1 March 2010 12:52 pm
With the struggling economy putting a squeeze on research funding in the United Kingdom, a government-appointed advisory panel called the Council for Science and Technology today released a report about the future of Britain's scientific enterprise.
A Vision for UK Research acknowledges that given its research spending, Britain produces a disproportionately large number of top rank publications, but it notes that British researchers are not adept at translating that research into new inventions in industry. The panel suggests redesigning Ph.D.s to last 4 years rather than the current 3 years, with the first 1 or 2 years focused on entrepreneurial skills and management as well as research. Those "who will not make the very top" could leave at the end of this period well equipped for careers in industry, taking their research knowledge with them.
It also suggests that research investment needs to focus not on particular areas of research but on attracting and keeping the most talented researchers, who are able to work across various disciplines. Speaking at the launch, computing entrepreneur Hermann Hauser said: "We can't always predict what the next big breakthroughs are going to be, but we can be reasonably sure which researchers are going to make them."

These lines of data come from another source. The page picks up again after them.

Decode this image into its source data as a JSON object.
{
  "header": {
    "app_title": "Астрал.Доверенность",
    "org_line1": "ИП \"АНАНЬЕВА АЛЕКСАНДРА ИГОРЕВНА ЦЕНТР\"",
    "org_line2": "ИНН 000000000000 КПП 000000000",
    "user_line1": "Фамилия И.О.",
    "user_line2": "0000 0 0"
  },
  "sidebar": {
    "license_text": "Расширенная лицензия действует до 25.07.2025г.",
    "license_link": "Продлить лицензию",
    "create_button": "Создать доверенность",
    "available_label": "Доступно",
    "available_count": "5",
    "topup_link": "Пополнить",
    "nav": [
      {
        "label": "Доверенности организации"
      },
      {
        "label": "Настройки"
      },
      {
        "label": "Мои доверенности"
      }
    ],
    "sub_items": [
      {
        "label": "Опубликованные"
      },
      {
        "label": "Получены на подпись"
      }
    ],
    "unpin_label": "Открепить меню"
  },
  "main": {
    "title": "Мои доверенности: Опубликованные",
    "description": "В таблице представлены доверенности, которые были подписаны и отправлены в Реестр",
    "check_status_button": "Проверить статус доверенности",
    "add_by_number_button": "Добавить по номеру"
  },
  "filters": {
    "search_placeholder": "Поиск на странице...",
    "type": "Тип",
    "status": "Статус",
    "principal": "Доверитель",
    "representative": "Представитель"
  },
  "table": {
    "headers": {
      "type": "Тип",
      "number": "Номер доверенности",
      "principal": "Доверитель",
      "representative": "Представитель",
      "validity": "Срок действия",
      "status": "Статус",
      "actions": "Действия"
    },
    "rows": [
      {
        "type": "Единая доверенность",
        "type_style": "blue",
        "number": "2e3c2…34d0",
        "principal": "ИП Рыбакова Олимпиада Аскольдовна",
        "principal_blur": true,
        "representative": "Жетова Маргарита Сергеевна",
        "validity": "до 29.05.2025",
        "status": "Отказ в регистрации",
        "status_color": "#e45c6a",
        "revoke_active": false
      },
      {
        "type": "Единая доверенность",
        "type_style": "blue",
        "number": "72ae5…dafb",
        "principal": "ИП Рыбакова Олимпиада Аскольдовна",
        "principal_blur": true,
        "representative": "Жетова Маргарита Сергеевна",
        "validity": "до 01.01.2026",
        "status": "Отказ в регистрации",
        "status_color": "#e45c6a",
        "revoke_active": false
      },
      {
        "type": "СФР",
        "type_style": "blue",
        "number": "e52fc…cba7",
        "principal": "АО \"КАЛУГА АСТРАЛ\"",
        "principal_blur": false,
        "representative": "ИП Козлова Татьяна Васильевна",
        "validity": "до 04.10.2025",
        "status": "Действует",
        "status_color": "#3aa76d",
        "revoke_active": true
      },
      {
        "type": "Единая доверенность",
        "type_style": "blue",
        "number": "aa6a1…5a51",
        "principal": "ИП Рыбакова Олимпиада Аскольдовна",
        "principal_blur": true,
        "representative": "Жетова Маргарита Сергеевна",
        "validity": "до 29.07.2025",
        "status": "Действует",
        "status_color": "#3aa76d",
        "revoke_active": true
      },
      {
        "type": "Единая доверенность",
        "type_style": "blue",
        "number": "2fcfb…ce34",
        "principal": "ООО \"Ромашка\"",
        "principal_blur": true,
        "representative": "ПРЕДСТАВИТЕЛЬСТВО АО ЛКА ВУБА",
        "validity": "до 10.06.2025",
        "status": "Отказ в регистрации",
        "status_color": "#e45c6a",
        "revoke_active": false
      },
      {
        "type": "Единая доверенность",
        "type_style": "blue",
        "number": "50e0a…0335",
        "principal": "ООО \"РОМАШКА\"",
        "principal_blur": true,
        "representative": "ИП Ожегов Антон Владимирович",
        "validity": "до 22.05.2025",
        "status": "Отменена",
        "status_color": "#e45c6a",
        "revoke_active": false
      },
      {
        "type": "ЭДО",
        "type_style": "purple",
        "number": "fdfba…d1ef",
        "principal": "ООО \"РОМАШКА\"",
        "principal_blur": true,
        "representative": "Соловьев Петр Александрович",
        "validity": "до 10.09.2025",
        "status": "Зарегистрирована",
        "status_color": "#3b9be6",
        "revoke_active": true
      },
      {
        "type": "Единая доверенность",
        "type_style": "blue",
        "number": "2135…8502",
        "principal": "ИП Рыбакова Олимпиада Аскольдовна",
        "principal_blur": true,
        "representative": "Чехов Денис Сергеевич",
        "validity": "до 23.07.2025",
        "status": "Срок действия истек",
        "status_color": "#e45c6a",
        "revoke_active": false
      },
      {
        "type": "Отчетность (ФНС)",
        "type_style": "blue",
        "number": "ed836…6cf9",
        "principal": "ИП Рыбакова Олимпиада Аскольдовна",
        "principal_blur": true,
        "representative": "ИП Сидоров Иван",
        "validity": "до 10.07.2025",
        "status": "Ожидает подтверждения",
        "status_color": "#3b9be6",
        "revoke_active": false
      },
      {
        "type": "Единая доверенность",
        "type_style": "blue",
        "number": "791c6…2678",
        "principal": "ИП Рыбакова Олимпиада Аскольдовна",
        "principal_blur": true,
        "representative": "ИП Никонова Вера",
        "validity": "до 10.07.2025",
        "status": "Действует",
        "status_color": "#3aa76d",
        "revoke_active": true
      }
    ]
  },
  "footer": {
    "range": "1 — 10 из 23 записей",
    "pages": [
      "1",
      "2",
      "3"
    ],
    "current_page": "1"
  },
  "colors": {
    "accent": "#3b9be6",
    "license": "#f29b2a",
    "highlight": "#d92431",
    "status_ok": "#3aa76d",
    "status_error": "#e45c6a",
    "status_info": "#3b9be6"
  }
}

A working group from the Royal Society is scheduled to release a report on the same theme on 9 March entitled The Scientific Century: Securing our Future Prosperity.